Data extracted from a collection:

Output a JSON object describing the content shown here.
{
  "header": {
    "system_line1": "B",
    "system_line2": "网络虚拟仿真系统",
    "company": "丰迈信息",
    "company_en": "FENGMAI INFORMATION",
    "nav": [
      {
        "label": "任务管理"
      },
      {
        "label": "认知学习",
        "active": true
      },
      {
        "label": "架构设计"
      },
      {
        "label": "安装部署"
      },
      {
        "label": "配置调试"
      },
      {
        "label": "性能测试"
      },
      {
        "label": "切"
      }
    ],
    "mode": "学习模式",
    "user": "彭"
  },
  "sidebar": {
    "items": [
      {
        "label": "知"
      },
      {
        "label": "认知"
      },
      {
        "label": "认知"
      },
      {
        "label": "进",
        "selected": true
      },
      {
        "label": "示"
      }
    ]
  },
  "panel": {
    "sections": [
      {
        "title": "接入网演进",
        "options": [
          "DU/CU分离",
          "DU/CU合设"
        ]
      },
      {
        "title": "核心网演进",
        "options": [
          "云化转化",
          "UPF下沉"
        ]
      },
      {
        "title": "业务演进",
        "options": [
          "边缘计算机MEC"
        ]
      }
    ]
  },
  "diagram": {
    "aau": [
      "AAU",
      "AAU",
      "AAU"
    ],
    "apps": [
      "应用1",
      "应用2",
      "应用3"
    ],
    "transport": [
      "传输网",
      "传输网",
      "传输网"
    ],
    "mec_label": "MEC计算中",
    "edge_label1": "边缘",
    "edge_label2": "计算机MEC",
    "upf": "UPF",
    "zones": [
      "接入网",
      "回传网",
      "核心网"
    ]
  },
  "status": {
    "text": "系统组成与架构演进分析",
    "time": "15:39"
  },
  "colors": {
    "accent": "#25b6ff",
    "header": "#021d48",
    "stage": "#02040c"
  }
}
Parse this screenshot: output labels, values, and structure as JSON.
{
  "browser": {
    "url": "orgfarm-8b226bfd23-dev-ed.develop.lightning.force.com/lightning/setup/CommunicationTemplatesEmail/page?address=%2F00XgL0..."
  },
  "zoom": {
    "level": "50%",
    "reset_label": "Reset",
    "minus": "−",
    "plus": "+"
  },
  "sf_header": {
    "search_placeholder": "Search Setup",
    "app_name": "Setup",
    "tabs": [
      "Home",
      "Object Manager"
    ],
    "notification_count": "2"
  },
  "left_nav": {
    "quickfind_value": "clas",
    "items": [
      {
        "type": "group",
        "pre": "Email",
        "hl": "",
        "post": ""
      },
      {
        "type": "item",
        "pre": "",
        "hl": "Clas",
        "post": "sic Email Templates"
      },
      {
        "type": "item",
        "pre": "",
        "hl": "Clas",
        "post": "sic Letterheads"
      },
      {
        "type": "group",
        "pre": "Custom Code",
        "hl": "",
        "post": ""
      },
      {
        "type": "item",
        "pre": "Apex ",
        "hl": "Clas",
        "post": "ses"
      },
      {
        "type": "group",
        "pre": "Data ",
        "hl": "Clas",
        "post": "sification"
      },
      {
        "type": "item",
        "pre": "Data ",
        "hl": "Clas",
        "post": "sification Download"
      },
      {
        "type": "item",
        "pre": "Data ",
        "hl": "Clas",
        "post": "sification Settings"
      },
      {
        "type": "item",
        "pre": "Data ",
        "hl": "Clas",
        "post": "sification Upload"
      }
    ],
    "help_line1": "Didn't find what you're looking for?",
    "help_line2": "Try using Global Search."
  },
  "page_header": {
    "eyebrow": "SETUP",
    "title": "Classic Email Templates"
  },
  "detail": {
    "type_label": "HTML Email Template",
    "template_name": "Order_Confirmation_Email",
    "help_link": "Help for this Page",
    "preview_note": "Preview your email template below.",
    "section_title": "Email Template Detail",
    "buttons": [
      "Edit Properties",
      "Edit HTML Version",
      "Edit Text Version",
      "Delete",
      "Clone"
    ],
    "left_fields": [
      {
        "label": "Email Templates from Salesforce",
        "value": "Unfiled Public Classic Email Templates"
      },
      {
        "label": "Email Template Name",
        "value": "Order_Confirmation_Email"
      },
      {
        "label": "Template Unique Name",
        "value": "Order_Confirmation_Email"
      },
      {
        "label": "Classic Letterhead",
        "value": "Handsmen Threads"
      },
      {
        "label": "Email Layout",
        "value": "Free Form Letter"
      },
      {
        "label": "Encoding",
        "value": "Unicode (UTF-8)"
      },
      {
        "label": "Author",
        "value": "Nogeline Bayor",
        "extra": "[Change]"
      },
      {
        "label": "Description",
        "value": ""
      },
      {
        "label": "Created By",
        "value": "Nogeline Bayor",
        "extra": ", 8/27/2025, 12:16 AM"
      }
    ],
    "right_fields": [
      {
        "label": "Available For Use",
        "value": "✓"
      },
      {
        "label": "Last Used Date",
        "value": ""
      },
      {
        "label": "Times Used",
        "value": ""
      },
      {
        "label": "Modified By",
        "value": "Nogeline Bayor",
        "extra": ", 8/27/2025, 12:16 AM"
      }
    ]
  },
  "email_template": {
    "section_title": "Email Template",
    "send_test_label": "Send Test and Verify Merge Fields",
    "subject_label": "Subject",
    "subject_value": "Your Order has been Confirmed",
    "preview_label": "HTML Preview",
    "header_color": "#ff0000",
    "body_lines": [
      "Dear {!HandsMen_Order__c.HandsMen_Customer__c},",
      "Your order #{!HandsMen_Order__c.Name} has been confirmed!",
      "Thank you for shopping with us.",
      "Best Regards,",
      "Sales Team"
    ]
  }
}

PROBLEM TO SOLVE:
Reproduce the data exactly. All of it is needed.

SOLUTION TO THIS EXERCISE:
Output a JSON object describing the content shown here.
{
  "header": {
    "system_line1": "B",
    "system_line2": "网络虚拟仿真系统",
    "company": "丰迈信息",
    "company_en": "FENGMAI INFORMATION",
    "nav": [
      {
        "label": "任务管理"
      },
      {
        "label": "认知学习",
        "active": true
      },
      {
        "label": "架构设计"
      },
      {
        "label": "安装部署"
      },
      {
        "label": "配置调试"
      },
      {
        "label": "性能测试"
      },
      {
        "label": "切"
      }
    ],
    "mode": "学习模式",
    "user": "彭"
  },
  "sidebar": {
    "items": [
      {
        "label": "知"
      },
      {
        "label": "认知"
      },
      {
        "label": "认知"
      },
      {
        "label": "进",
        "selected": true
      },
      {
        "label": "示"
      }
    ]
  },
  "panel": {
    "sections": [
      {
        "title": "接入网演进",
        "options": [
          "DU/CU分离",
          "DU/CU合设"
        ]
      },
      {
        "title": "核心网演进",
        "options": [
          "云化转化",
          "UPF下沉"
        ]
      },
      {
        "title": "业务演进",
        "options": [
          "边缘计算机MEC"
        ]
      }
    ]
  },
  "diagram": {
    "aau": [
      "AAU",
      "AAU",
      "AAU"
    ],
    "apps": [
      "应用1",
      "应用2",
      "应用3"
    ],
    "transport": [
      "传输网",
      "传输网",
      "传输网"
    ],
    "mec_label": "MEC计算中",
    "edge_label1": "边缘",
    "edge_label2": "计算机MEC",
    "upf": "UPF",
    "zones": [
      "接入网",
      "回传网",
      "核心网"
    ]
  },
  "status": {
    "text": "系统组成与架构演进分析",
    "time": "15:39"
  },
  "colors": {
    "accent": "#25b6ff",
    "header": "#021d48",
    "stage": "#02040c"
  }
}
Parse this screenshot: output labels, values, and structure as JSON.
{
  "browser": {
    "url": "orgfarm-8b226bfd23-dev-ed.develop.lightning.force.com/lightning/setup/CommunicationTemplatesEmail/page?address=%2F00XgL0..."
  },
  "zoom": {
    "level": "50%",
    "reset_label": "Reset",
    "minus": "−",
    "plus": "+"
  },
  "sf_header": {
    "search_placeholder": "Search Setup",
    "app_name": "Setup",
    "tabs": [
      "Home",
      "Object Manager"
    ],
    "notification_count": "2"
  },
  "left_nav": {
    "quickfind_value": "clas",
    "items": [
      {
        "type": "group",
        "pre": "Email",
        "hl": "",
        "post": ""
      },
      {
        "type": "item",
        "pre": "",
        "hl": "Clas",
        "post": "sic Email Templates"
      },
      {
        "type": "item",
        "pre": "",
        "hl": "Clas",
        "post": "sic Letterheads"
      },
      {
        "type": "group",
        "pre": "Custom Code",
        "hl": "",
        "post": ""
      },
      {
        "type": "item",
        "pre": "Apex ",
        "hl": "Clas",
        "post": "ses"
      },
      {
        "type": "group",
        "pre": "Data ",
        "hl": "Clas",
        "post": "sification"
      },
      {
        "type": "item",
        "pre": "Data ",
        "hl": "Clas",
        "post": "sification Download"
      },
      {
        "type": "item",
        "pre": "Data ",
        "hl": "Clas",
        "post": "sification Settings"
      },
      {
        "type": "item",
        "pre": "Data ",
        "hl": "Clas",
        "post": "sification Upload"
      }
    ],
    "help_line1": "Didn't find what you're looking for?",
    "help_line2": "Try using Global Search."
  },
  "page_header": {
    "eyebrow": "SETUP",
    "title": "Classic Email Templates"
  },
  "detail": {
    "type_label": "HTML Email Template",
    "template_name": "Order_Confirmation_Email",
    "help_link": "Help for this Page",
    "preview_note": "Preview your email template below.",
    "section_title": "Email Template Detail",
    "buttons": [
      "Edit Properties",
      "Edit HTML Version",
      "Edit Text Version",
      "Delete",
      "Clone"
    ],
    "left_fields": [
      {
        "label": "Email Templates from Salesforce",
        "value": "Unfiled Public Classic Email Templates"
      },
      {
        "label": "Email Template Name",
        "value": "Order_Confirmation_Email"
      },
      {
        "label": "Template Unique Name",
        "value": "Order_Confirmation_Email"
      },
      {
        "label": "Classic Letterhead",
        "value": "Handsmen Threads"
      },
      {
        "label": "Email Layout",
        "value": "Free Form Letter"
      },
      {
        "label": "Encoding",
        "value": "Unicode (UTF-8)"
      },
      {
        "label": "Author",
        "value": "Nogeline Bayor",
        "extra": "[Change]"
      },
      {
        "label": "Description",
        "value": ""
      },
      {
        "label": "Created By",
        "value": "Nogeline Bayor",
        "extra": ", 8/27/2025, 12:16 AM"
      }
    ],
    "right_fields": [
      {
        "label": "Available For Use",
        "value": "✓"
      },
      {
        "label": "Last Used Date",
        "value": ""
      },
      {
        "label": "Times Used",
        "value": ""
      },
      {
        "label": "Modified By",
        "value": "Nogeline Bayor",
        "extra": ", 8/27/2025, 12:16 AM"
      }
    ]
  },
  "email_template": {
    "section_title": "Email Template",
    "send_test_label": "Send Test and Verify Merge Fields",
    "subject_label": "Subject",
    "subject_value": "Your Order has been Confirmed",
    "preview_label": "HTML Preview",
    "header_color": "#ff0000",
    "body_lines": [
      "Dear {!HandsMen_Order__c.HandsMen_Customer__c},",
      "Your order #{!HandsMen_Order__c.Name} has been confirmed!",
      "Thank you for shopping with us.",
      "Best Regards,",
      "Sales Team"
    ]
  }
}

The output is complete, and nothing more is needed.